from The American Heritage® Dictionary of the English Language, 4th Edition
- transitive v. To burden or be burdened with trouble; worry.
- n. A worry; a trouble: carks and cares.
from Wiktionary, Creative Commons Attribution/Share-Alike License
- v. To be filled with worry, solicitude, or troubles.
- v. To bring worry, vexation, or anxiety.
- n. A noxious or corroding worry.
- n. The state of being filled with worry.
- v. Eye dialect spelling of caulk.
from the GNU version of the Collaborative International Dictionary of English
- n. A noxious or corroding care; solicitude; worry.
- intransitive v. To be careful, anxious, solicitous, or troubled in mind; to worry or grieve.
- transitive v. To vex; to worry; to make by anxious care or worry.
from The Century Dictionary and Cyclopedia
- n. A load; a burden; a weight; specifically, an old measure of weight for wool, equal to the thirtieth part of a sarplar.
- n. A burden of care; a state of anxious solicitude; care; concern; trouble; distress.
- To load; burden; load or oppress with grief, anxiety, or care; worry; perplex; vex.
- To bring to be by care or anxiety; make by carking.
- To be full of care, anxious, solicitous, or concerned.
from WordNet 3.0 Copyright 2006 by Princeton University. All rights reserved.
- v. disturb in mind or make uneasy or cause to be worried or alarmed
Middle English carken, from Norman French carquier, to burden, load, from Late Latin carricāre; see cargo.(American Heritage® Dictionary of the English Language, Fourth Edition)

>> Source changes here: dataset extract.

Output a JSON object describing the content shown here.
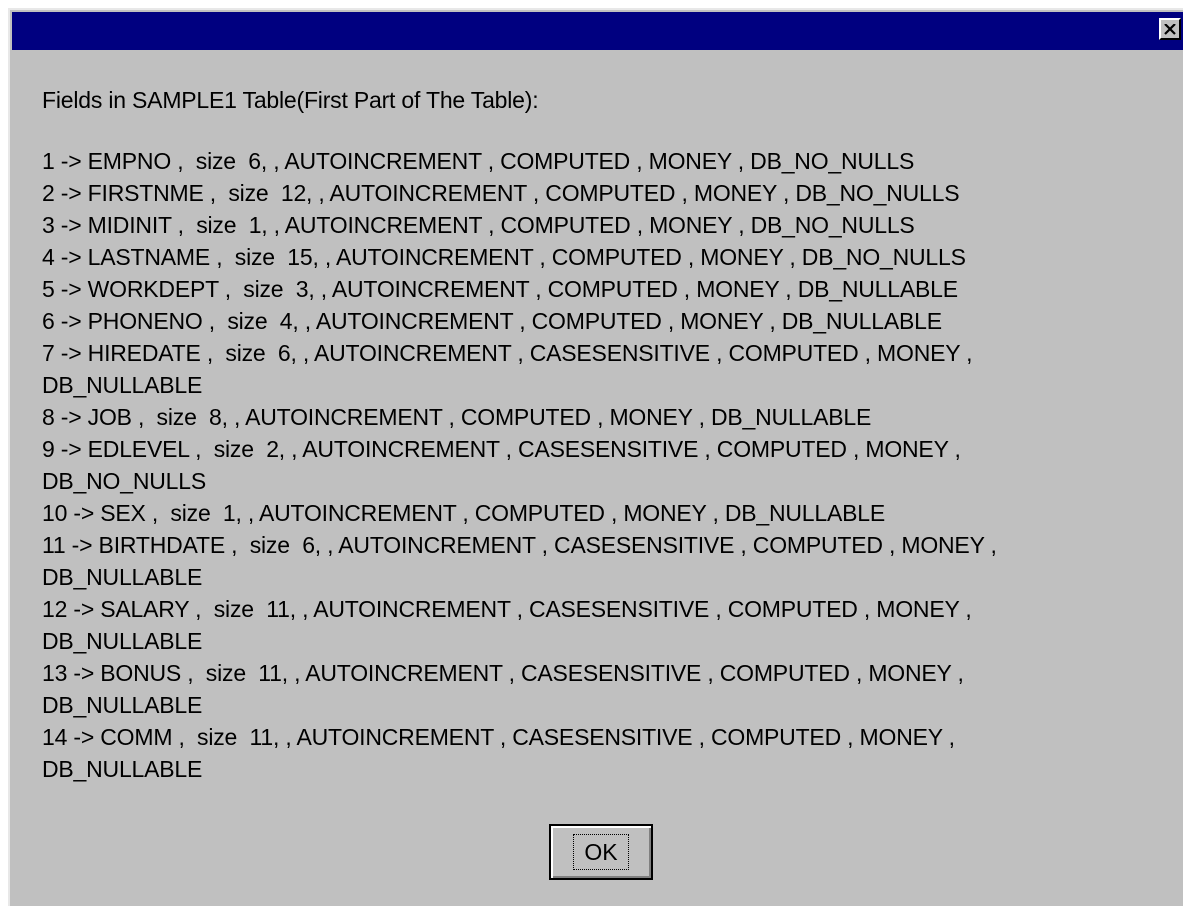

From Middle English carken ("to be anxious"), from Old English carcian, becarcian ("to be anxious, be anxious about, care for, take charge of, look after"), from car- ("care") + formative -cian (suffix). (Wiktionary)
From caulk (Wiktionary)